2 Both methods did not appear to capture entirely the deterioration of the 1996 accident year. As we had ten years of data, the worst year (ie the 1 in 10 year event) should have been included within the range of 5% to 95% (a range representing a 1 in 20 year sufficiency level). Moreover, the 1996 accident year is approximately 40 percentage points outside the range, which is worrying in itself. We would need to understand what is causing the large deterioration in this year. Reasons may include subsidence, data errors, or a big storm just at the end of the year. The repeatability of the event may determine whether we keep this accident year in the data set we use for our Bootstrapping or Mack analysis.
3 All the other years (including ones that are not plotted) have small levels of volatility, but the ranges indicated by the stochastic models are quite wide, relatively speaking.
Hence, in this case, blindly using stochastic methods for the analysis of this household account appears not to produce a sensible measure of reserve uncertainty.
The reason for this is that the data do not fit the method. The 1996 accident year is causing the ranges to be wide relative to all the other accident years. So if, for example, the 1996 accident year is a result of, say, a one-off data error, then should it be allowed to increase the ranges in such a manner?

The best way?
What is required is a framework that helps you understand your general business and the lines of business you have actually written and captures the causes of uncertainty within these lines of business. It should help you to understand the processes by which case estimates and reserves are set and to capture the power of the statistical methods available where required. The organisation’s reserving experts, underwriters, and claim managers should combine all these quantitative and qualitative factors within the framework to derive the uncertainty.
The historical data need to be adjusted to fit the methods used. There are various diagnostic tests that could be applied to identify distorting trends or outliers in the data. These can be excluded from, or adjusted for within, the stochastic models, so as to avoid violation of the assumptions, and then brought back as explicit adjustments if they are deemed to be repeatable.
The framework should also consider the doomsday scenarios events that could radically alter the reserve position that may not be present in past data and would not be captured by any model and make appropriate allowances for them.
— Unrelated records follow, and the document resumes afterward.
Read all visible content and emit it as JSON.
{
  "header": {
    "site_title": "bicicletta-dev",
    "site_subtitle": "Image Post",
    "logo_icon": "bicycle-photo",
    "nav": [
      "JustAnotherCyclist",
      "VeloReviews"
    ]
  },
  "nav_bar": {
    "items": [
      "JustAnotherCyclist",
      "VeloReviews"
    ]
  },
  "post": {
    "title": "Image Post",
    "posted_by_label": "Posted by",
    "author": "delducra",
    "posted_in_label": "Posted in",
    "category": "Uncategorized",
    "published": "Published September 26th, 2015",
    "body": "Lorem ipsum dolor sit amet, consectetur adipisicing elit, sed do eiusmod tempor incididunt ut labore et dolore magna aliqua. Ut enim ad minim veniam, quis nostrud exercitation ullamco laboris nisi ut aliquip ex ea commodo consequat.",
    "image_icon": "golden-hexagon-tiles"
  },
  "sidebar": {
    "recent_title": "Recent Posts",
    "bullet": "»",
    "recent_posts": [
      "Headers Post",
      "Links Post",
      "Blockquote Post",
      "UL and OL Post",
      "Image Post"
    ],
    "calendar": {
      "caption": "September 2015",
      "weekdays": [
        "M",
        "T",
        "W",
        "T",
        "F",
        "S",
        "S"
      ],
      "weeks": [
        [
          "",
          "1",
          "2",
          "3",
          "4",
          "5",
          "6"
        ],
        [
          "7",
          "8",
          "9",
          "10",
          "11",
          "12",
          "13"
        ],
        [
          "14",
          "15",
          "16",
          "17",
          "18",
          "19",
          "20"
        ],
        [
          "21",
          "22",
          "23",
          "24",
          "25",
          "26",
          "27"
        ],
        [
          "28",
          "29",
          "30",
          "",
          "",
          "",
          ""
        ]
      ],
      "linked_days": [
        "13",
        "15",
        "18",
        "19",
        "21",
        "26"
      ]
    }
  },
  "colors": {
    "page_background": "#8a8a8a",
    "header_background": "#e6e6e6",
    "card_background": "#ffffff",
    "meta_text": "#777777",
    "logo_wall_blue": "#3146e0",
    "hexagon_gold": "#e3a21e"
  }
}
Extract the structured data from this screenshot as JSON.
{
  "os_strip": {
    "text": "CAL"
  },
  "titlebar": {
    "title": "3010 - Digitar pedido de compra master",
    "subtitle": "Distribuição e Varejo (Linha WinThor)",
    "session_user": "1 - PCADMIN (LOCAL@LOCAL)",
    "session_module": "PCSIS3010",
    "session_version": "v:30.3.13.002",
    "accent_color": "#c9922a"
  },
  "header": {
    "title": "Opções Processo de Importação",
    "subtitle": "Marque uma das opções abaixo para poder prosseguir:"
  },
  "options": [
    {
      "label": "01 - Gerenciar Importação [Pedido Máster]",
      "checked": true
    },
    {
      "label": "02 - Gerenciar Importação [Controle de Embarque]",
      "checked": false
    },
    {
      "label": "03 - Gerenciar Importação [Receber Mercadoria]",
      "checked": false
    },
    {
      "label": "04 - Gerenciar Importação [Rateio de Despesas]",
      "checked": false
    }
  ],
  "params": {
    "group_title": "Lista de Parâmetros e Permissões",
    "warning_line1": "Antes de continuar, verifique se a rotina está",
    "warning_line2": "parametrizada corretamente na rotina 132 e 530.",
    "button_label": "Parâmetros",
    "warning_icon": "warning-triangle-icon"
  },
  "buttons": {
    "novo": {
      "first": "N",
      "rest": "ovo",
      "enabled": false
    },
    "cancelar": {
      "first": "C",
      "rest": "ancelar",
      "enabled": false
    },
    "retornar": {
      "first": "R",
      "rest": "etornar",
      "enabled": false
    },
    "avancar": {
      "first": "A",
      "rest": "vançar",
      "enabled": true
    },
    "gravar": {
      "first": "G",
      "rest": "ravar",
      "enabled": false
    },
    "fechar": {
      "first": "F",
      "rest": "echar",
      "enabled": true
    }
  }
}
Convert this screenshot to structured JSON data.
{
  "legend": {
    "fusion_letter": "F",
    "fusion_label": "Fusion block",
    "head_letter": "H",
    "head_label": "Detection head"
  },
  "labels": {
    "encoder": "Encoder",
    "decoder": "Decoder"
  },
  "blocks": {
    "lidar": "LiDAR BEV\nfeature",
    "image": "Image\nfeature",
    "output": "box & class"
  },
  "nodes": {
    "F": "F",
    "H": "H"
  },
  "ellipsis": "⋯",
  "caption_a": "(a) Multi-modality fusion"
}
This framework should be flexible enough to apply different methods to different situations. Subject to the quality of the data, and the materiality of the risk to the insurer, a more or less complex combination of models and subjective adjustments should be applied.
These ‘class of business level’ reserve range estimates should then be combined to an ‘entity level’ reserve range estimate using appropriately derived correlations. These correlations should be based on consideration of the commonalities in the causes of risk between lines of business.

An actuary’s toolkit
Estimating reserve variability is and will continue to be Lan important part of a general insurance actuary’s toolkit. We must ensure that we do not just rely on the output of black box statistical methods but instead use a more holistic framework that enables us to capture and estimate the causes of uncertainty within our organisations.